Winter is an excellent time to fertilize ornamental trees and shrubs.

Examples of tree and shrub fertilization methods include granular fertilizers around the root zones, liquid fast-release fertilizers drenched over plant foliage and around the bases, and fertilizer spikes driven into the ground around the root zones. These spikes driven into the ground to deliver fertilizer to the roots is called deep root fertilization. Liquid and granular fertilizers applied to the soil around the plants promote shallow root systems because the nutrients cannot penetrate very deeply into our compacted clay soil. Shallow roots are more susceptible to damage from freezes, snow, and heat. Fertilizer spikes do a better job of promoting deeper root systems, but most of these spikes contain fast-release nitrogen which can actually burn the plant’s roots as the nitrogen leaches out. None of these fertilization methods do anything to help relieve the compaction of the soil around the root balls.

Azalea bush


We use a pressurized deep-root fertilization method.

Our fertilizers are injected into the ground around the bases of your trees and shrubs at approximately 250 pounds of pressure. This pressure helps to relieve soil compaction, which allows plant roots to grow deeper and develop more expansively. The fertilizer we use releases slowly over a 12-month period with the help of warm temperatures and moisture.
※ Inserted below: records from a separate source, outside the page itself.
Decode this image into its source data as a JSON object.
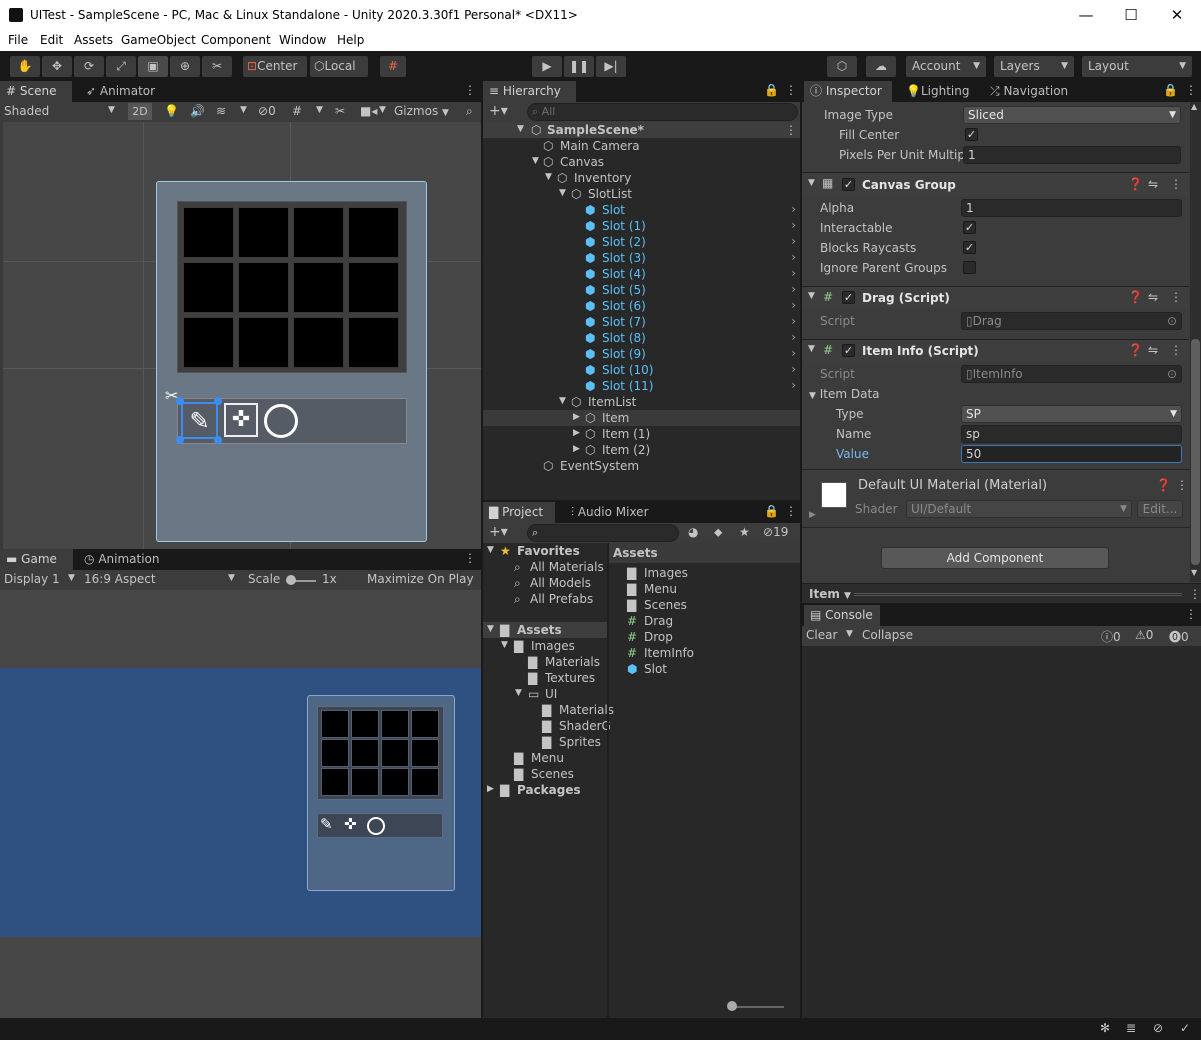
{
  "window": {
    "title": "UITest - SampleScene - PC, Mac & Linux Standalone - Unity 2020.3.30f1 Personal* <DX11>",
    "minimize": "—",
    "maximize": "☐",
    "close": "✕"
  },
  "menu": [
    "File",
    "Edit",
    "Assets",
    "GameObject",
    "Component",
    "Window",
    "Help"
  ],
  "toolbar": {
    "pivot_label": "Center",
    "space_label": "Local",
    "account_label": "Account",
    "layers_label": "Layers",
    "layout_label": "Layout"
  },
  "scene_panel": {
    "tabs": [
      "Scene",
      "Animator"
    ],
    "shading": "Shaded",
    "mode_2d": "2D",
    "hidden_count": "0",
    "gizmos_label": "Gizmos"
  },
  "game_panel": {
    "tabs": [
      "Game",
      "Animation"
    ],
    "display": "Display 1",
    "aspect": "16:9 Aspect",
    "scale_label": "Scale",
    "scale_value": "1x",
    "maximize_label": "Maximize On Play"
  },
  "hierarchy": {
    "tab": "Hierarchy",
    "search_placeholder": "All",
    "scene": "SampleScene*",
    "items": [
      {
        "label": "Main Camera"
      },
      {
        "label": "Canvas"
      },
      {
        "label": "Inventory"
      },
      {
        "label": "SlotList"
      },
      {
        "label": "Slot"
      },
      {
        "label": "Slot (1)"
      },
      {
        "label": "Slot (2)"
      },
      {
        "label": "Slot (3)"
      },
      {
        "label": "Slot (4)"
      },
      {
        "label": "Slot (5)"
      },
      {
        "label": "Slot (6)"
      },
      {
        "label": "Slot (7)"
      },
      {
        "label": "Slot (8)"
      },
      {
        "label": "Slot (9)"
      },
      {
        "label": "Slot (10)"
      },
      {
        "label": "Slot (11)"
      },
      {
        "label": "ItemList"
      },
      {
        "label": "Item"
      },
      {
        "label": "Item (1)"
      },
      {
        "label": "Item (2)"
      },
      {
        "label": "EventSystem"
      }
    ]
  },
  "project": {
    "tabs": [
      "Project",
      "Audio Mixer"
    ],
    "hidden_count": "19",
    "favorites_label": "Favorites",
    "favorites": [
      "All Materials",
      "All Models",
      "All Prefabs"
    ],
    "assets_label": "Assets",
    "tree": [
      "Images",
      "Materials",
      "Textures",
      "UI",
      "Materials",
      "ShaderG",
      "Sprites",
      "Menu",
      "Scenes"
    ],
    "packages_label": "Packages",
    "breadcrumb": "Assets",
    "files": [
      "Images",
      "Menu",
      "Scenes",
      "Drag",
      "Drop",
      "ItemInfo",
      "Slot"
    ]
  },
  "inspector": {
    "tabs": [
      "Inspector",
      "Lighting",
      "Navigation"
    ],
    "image_type_label": "Image Type",
    "image_type_value": "Sliced",
    "fill_center_label": "Fill Center",
    "ppu_label": "Pixels Per Unit Multipli",
    "ppu_value": "1",
    "canvas_group": {
      "title": "Canvas Group",
      "alpha_label": "Alpha",
      "alpha_value": "1",
      "interactable_label": "Interactable",
      "blocks_label": "Blocks Raycasts",
      "ignore_label": "Ignore Parent Groups"
    },
    "drag_script": {
      "title": "Drag (Script)",
      "script_label": "Script",
      "script_value": "Drag"
    },
    "item_info": {
      "title": "Item Info (Script)",
      "script_label": "Script",
      "script_value": "ItemInfo",
      "item_data_label": "Item Data",
      "type_label": "Type",
      "type_value": "SP",
      "name_label": "Name",
      "name_value": "sp",
      "value_label": "Value",
      "value_value": "50"
    },
    "material": {
      "title": "Default UI Material (Material)",
      "shader_label": "Shader",
      "shader_value": "UI/Default",
      "edit_label": "Edit..."
    },
    "add_component": "Add Component",
    "preview_label": "Item"
  },
  "console": {
    "tab": "Console",
    "clear": "Clear",
    "collapse": "Collapse",
    "info_count": "0",
    "warn_count": "0",
    "error_count": "0"
  },
  "colors": {
    "accent_blue": "#5bc0f5",
    "game_bg": "#2f5181",
    "selection": "#3a3a3a"
  }
}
Deep Root Fertilization is included in our Tree and Shrub program. Use the coupon below to get $10 off your first treatment. This discount can only be used if you have never had our tree and shrub program or deep root fertilization service.